Scan the entries below and extract each line with the word "icon" in it.
====
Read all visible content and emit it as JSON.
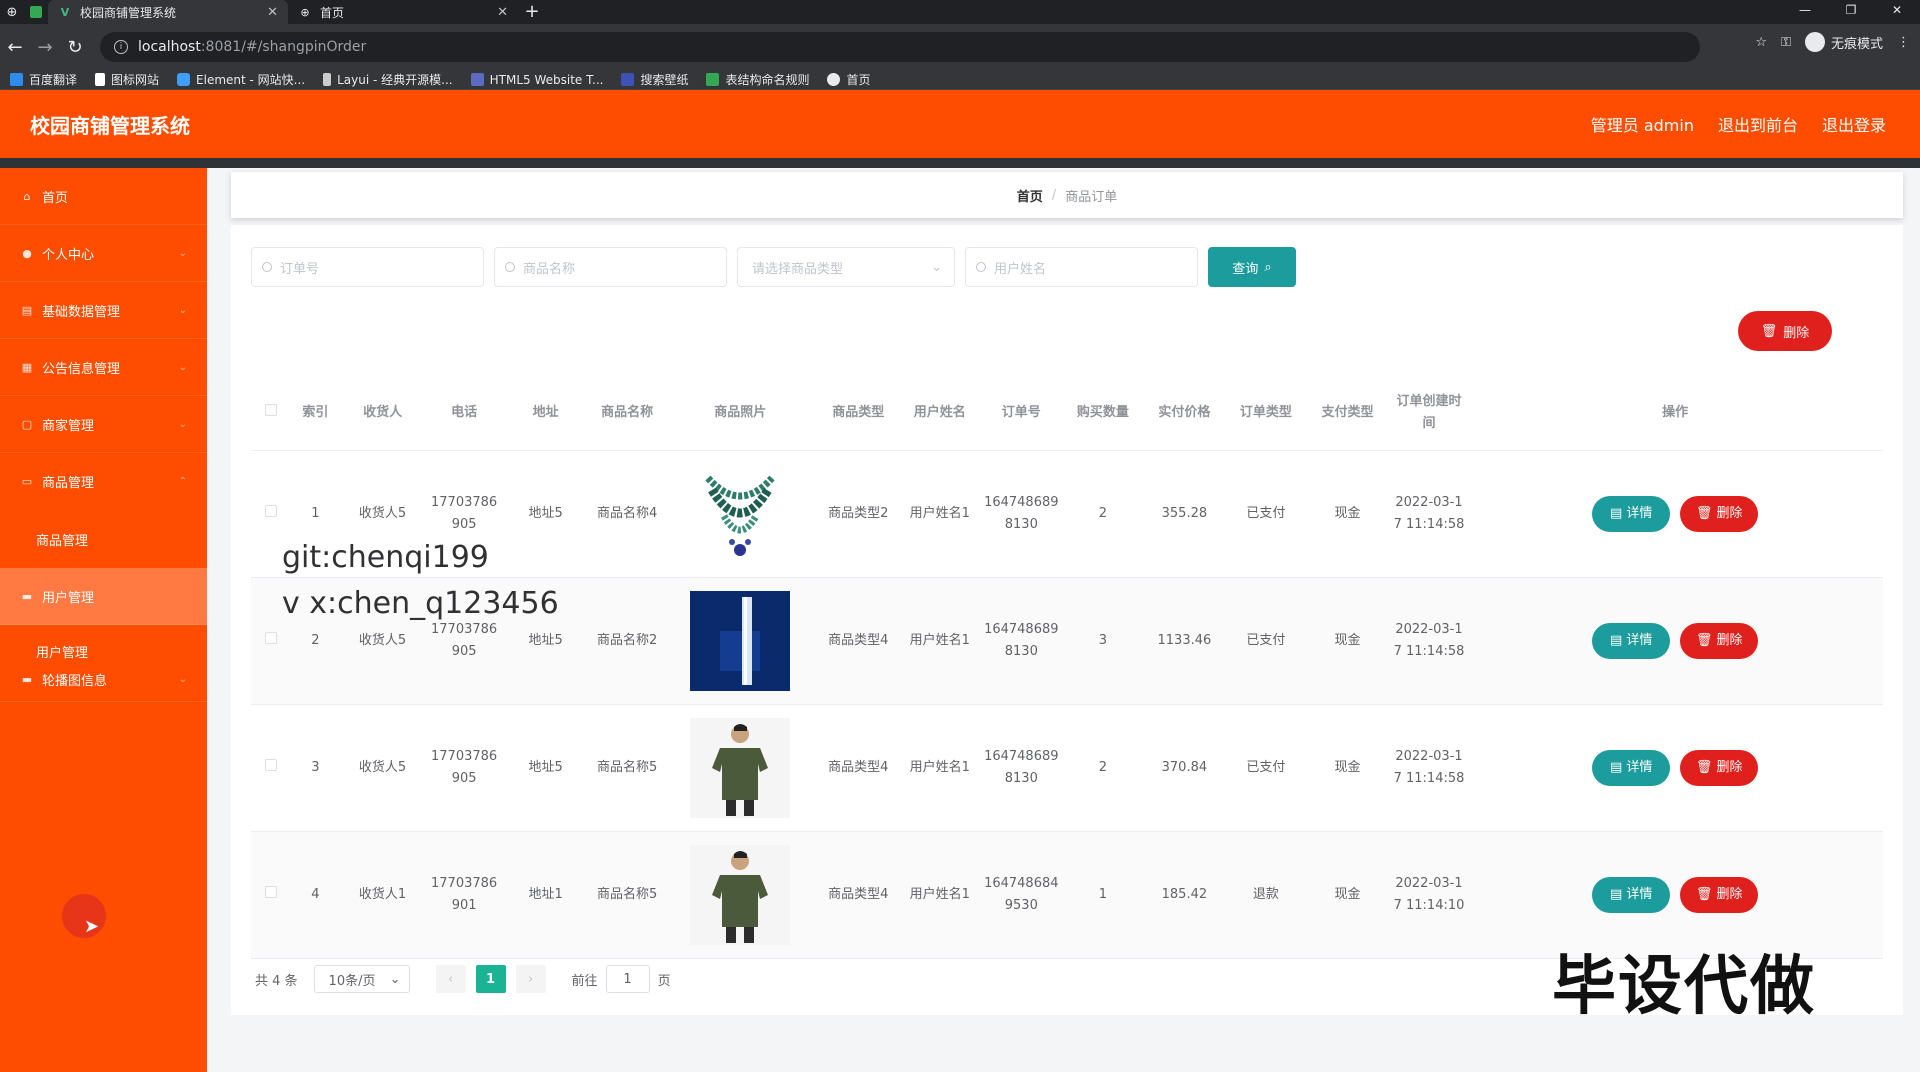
{
  "browser": {
    "tabs": [
      {
        "title": "校园商铺管理系统",
        "active": true
      },
      {
        "title": "首页",
        "active": false
      }
    ],
    "url_host": "localhost",
    "url_path": ":8081/#/shangpinOrder",
    "incognito_label": "无痕模式",
    "bookmarks": [
      {
        "label": "百度翻译",
        "color": "#2d8cf0"
      },
      {
        "label": "图标网站",
        "color": "#ffffff"
      },
      {
        "label": "Element - 网站快...",
        "color": "#409eff"
      },
      {
        "label": "Layui - 经典开源模...",
        "color": "#cccccc"
      },
      {
        "label": "HTML5 Website T...",
        "color": "#5c6bc0"
      },
      {
        "label": "搜索壁纸",
        "color": "#3f51b5"
      },
      {
        "label": "表结构命名规则",
        "color": "#34a853"
      },
      {
        "label": "首页",
        "color": "#e8eaed"
      }
    ]
  },
  "header": {
    "title": "校园商铺管理系统",
    "admin_label": "管理员 admin",
    "back_front": "退出到前台",
    "logout": "退出登录",
    "accent": "#ff4d00"
  },
  "sidebar": {
    "items": [
      {
        "label": "首页",
        "icon": "home-icon"
      },
      {
        "label": "个人中心",
        "icon": "user-icon"
      },
      {
        "label": "基础数据管理",
        "icon": "database-icon"
      },
      {
        "label": "公告信息管理",
        "icon": "notice-icon"
      },
      {
        "label": "商家管理",
        "icon": "shop-icon"
      },
      {
        "label": "商品管理",
        "icon": "goods-icon"
      }
    ],
    "goods_sub": "商品管理",
    "user_item": "用户管理",
    "user_sub": "用户管理",
    "carousel_item": "轮播图信息"
  },
  "breadcrumb": {
    "home": "首页",
    "separator": "/",
    "current": "商品订单"
  },
  "search": {
    "order_no_placeholder": "订单号",
    "goods_name_placeholder": "商品名称",
    "goods_type_placeholder": "请选择商品类型",
    "user_name_placeholder": "用户姓名",
    "query_label": "查询"
  },
  "delete_label": "删除",
  "table": {
    "headers": [
      "索引",
      "收货人",
      "电话",
      "地址",
      "商品名称",
      "商品照片",
      "商品类型",
      "用户姓名",
      "订单号",
      "购买数量",
      "实付价格",
      "订单类型",
      "支付类型",
      "订单创建时间",
      "操作"
    ],
    "rows": [
      {
        "index": "1",
        "receiver": "收货人5",
        "phone": "17703786905",
        "address": "地址5",
        "goods_name": "商品名称4",
        "photo": "necklace",
        "goods_type": "商品类型2",
        "user_name": "用户姓名1",
        "order_no": "1647486898130",
        "qty": "2",
        "price": "355.28",
        "order_type": "已支付",
        "pay_type": "现金",
        "created": "2022-03-17 11:14:58"
      },
      {
        "index": "2",
        "receiver": "收货人5",
        "phone": "17703786905",
        "address": "地址5",
        "goods_name": "商品名称2",
        "photo": "serum",
        "goods_type": "商品类型4",
        "user_name": "用户姓名1",
        "order_no": "1647486898130",
        "qty": "3",
        "price": "1133.46",
        "order_type": "已支付",
        "pay_type": "现金",
        "created": "2022-03-17 11:14:58"
      },
      {
        "index": "3",
        "receiver": "收货人5",
        "phone": "17703786905",
        "address": "地址5",
        "goods_name": "商品名称5",
        "photo": "tshirt",
        "goods_type": "商品类型4",
        "user_name": "用户姓名1",
        "order_no": "1647486898130",
        "qty": "2",
        "price": "370.84",
        "order_type": "已支付",
        "pay_type": "现金",
        "created": "2022-03-17 11:14:58"
      },
      {
        "index": "4",
        "receiver": "收货人1",
        "phone": "17703786901",
        "address": "地址1",
        "goods_name": "商品名称5",
        "photo": "tshirt",
        "goods_type": "商品类型4",
        "user_name": "用户姓名1",
        "order_no": "1647486849530",
        "qty": "1",
        "price": "185.42",
        "order_type": "退款",
        "pay_type": "现金",
        "created": "2022-03-17 11:14:10"
      }
    ],
    "detail_label": "详情",
    "delete_label": "删除"
  },
  "pager": {
    "total": "共 4 条",
    "page_size": "10条/页",
    "current_page": "1",
    "goto_label": "前往",
    "goto_value": "1",
    "page_suffix": "页"
  },
  "watermarks": {
    "git": "git:chenqi199",
    "vx": "v x:chen_q123456",
    "corner": "毕设代做"
  },
  "colors": {
    "teal": "#1c9c9c",
    "red": "#e0201c",
    "orange": "#ff4d00",
    "pager_active": "#1ab394"
  }
}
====
Reply to the exercise:
        "icon": "home-icon"
        "icon": "user-icon"
        "icon": "database-icon"
        "icon": "notice-icon"
        "icon": "shop-icon"
        "icon": "goods-icon"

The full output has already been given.